Sold out styles drove 50% more new buyers than other items on the resale market, according to The RealReal’s 2022 luxury resale report, which analyzed resale trends across the platform’s over 24 million members.
Shipment delays and factory shutdowns were mostly to blame for these sold-out products. Supply chain issues in 2021 created a mismatch between supply and demand. As such, the resale market was often the only place for people to get their hands on certain luxury items, generally at a much higher price point. This caused certain coveted items like the Hermès Avalon blanket and a Chanel flap bag to see surges in value, thanks to being almost impossible to obtain on the primary market.
Within the booming resale sector, high value Nike sneakers topped the market in terms of value.
The resale value for in-demand Nike sneakers grew 32% year over year, nabbing the top spot among the top five brands with the the biggest resale value gains. After Nike, brands that made it to the list included Rolex, Bottega Veneta, Chrome Hearts and Hermès.
Part of the reason for Nike’s continued resale success was its low supply of items in high-demand, such as its coveted sneaker collaborations. One pair of Nike SB Dunk Low Staple NYC Pigeon sneakers, designed by Jeff Staple, sold for $18,000 on The RealReal, making it one of the most valuable pieces to ever sell on the site.
“Rapidly rising demand and limited availability for its most sought-after styles drove Nike to see double the resale value gain of any other brand this year,” said Mayank Hajela, The RealReal’s senior director of men’s. “While the release of new Dunk styles and ongoing collaborations with brands like Off-White and Sacai made Nikes coveted across generations, it’s primarily savvy millennials who are flipping pairs for profit.”
New Balance had a strong year as well, with the resale value for the brand growing 61% year over year. Certain New Balance sneaker collaborations resold for up to 387% more than retail price.

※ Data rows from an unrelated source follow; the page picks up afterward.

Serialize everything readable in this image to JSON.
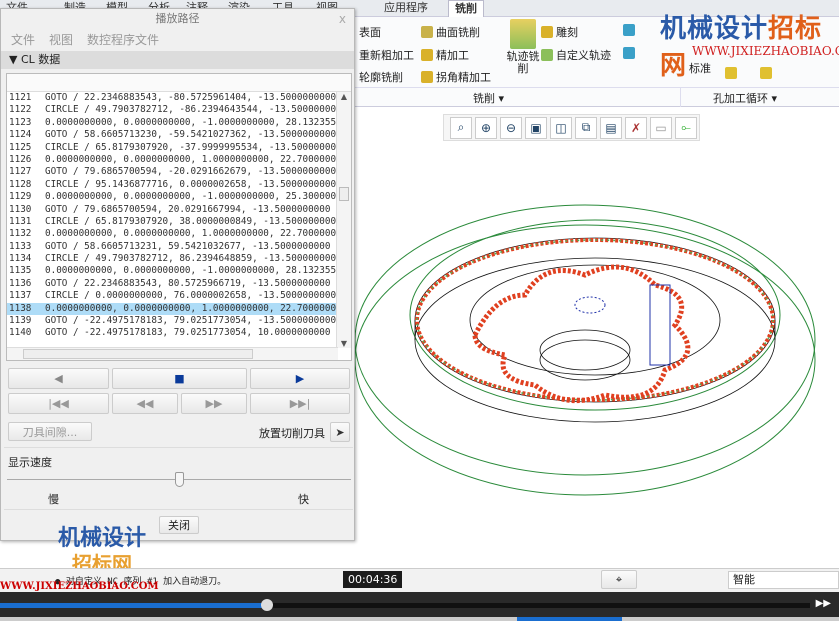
{
  "ribbon": {
    "tabs": [
      "文件",
      "制造",
      "模型",
      "分析",
      "注释",
      "渲染",
      "工具",
      "视图",
      "应用程序",
      "铣削"
    ],
    "active_tab": "铣削",
    "items": {
      "surface": "表面",
      "rerough": "重新粗加工",
      "profile": "轮廓铣削",
      "surface_mill": "曲面铣削",
      "finish": "精加工",
      "corner_finish": "拐角精加工",
      "trajectory": "轨迹铣削",
      "engrave": "雕刻",
      "custom_traj": "自定义轨迹",
      "standard": "标准"
    },
    "groups": {
      "milling": "铣削 ▾",
      "hole": "孔加工循环 ▾"
    }
  },
  "dialog": {
    "title": "播放路径",
    "close": "x",
    "menu": [
      "文件",
      "视图",
      "数控程序文件"
    ],
    "section": "CL 数据",
    "rows": [
      [
        "1121",
        "GOTO / 22.2346883543, -80.5725961404, -13.5000000000"
      ],
      [
        "1122",
        "CIRCLE / 49.7903782712, -86.2394643544, -13.5000000000"
      ],
      [
        "1123",
        "0.0000000000, 0.0000000000, -1.0000000000,  28.132355"
      ],
      [
        "1124",
        "GOTO / 58.6605713230, -59.5421027362, -13.5000000000"
      ],
      [
        "1125",
        "CIRCLE / 65.8179307920, -37.9999995534, -13.5000000000"
      ],
      [
        "1126",
        "0.0000000000, 0.0000000000, 1.0000000000,  22.7000000"
      ],
      [
        "1127",
        "GOTO / 79.6865700594, -20.0291662679, -13.5000000000"
      ],
      [
        "1128",
        "CIRCLE / 95.1436877716, 0.0000002658, -13.5000000000,"
      ],
      [
        "1129",
        "0.0000000000, 0.0000000000, -1.0000000000,  25.300000"
      ],
      [
        "1130",
        "GOTO / 79.6865700594, 20.0291667994, -13.5000000000"
      ],
      [
        "1131",
        "CIRCLE / 65.8179307920, 38.0000000849, -13.5000000000"
      ],
      [
        "1132",
        "0.0000000000, 0.0000000000, 1.0000000000,  22.7000000"
      ],
      [
        "1133",
        "GOTO / 58.6605713231, 59.5421032677, -13.5000000000"
      ],
      [
        "1134",
        "CIRCLE / 49.7903782712, 86.2394648859, -13.5000000000"
      ],
      [
        "1135",
        "0.0000000000, 0.0000000000, -1.0000000000,  28.132355"
      ],
      [
        "1136",
        "GOTO / 22.2346883543, 80.5725966719, -13.5000000000"
      ],
      [
        "1137",
        "CIRCLE / 0.0000000000, 76.0000002658, -13.5000000000,"
      ],
      [
        "1138",
        "0.0000000000, 0.0000000000, 1.0000000000,  22.7000000"
      ],
      [
        "1139",
        "GOTO / -22.4975178183, 79.0251773054, -13.5000000000"
      ],
      [
        "1140",
        "GOTO / -22.4975178183, 79.0251773054, 10.0000000000"
      ]
    ],
    "selected_row": "1138",
    "tool_clearance": "刀具间隙...",
    "place_tool": "放置切削刀具",
    "speed_label": "显示速度",
    "slow": "慢",
    "fast": "快",
    "speed_value": 0.5,
    "close_button": "关闭"
  },
  "status": {
    "message": "● 对自定义 NC 序列 #1 加入自动退刀。",
    "filter": "智能"
  },
  "video": {
    "time": "00:04:36",
    "progress": 0.33
  },
  "watermark": {
    "cn1": "机械设计",
    "cn2": "招标网",
    "url": "WWW.JIXIEZHAOBIAO.COM"
  }
}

“When Teddy Santis of Aimé Leon Dore was tapped to be a creative director for New Balance, he applied his clean-cut design aesthetic to turn almost-forgotten styles like the 550 into iconic must-haves, driving up popularity and demand for the brand,” said The RealReal sneaker and streetwear expert Sean Conway. “This year, New Balance achieved something most of its competitors didn’t — rising resale demand and value for its basic styles and colorways.”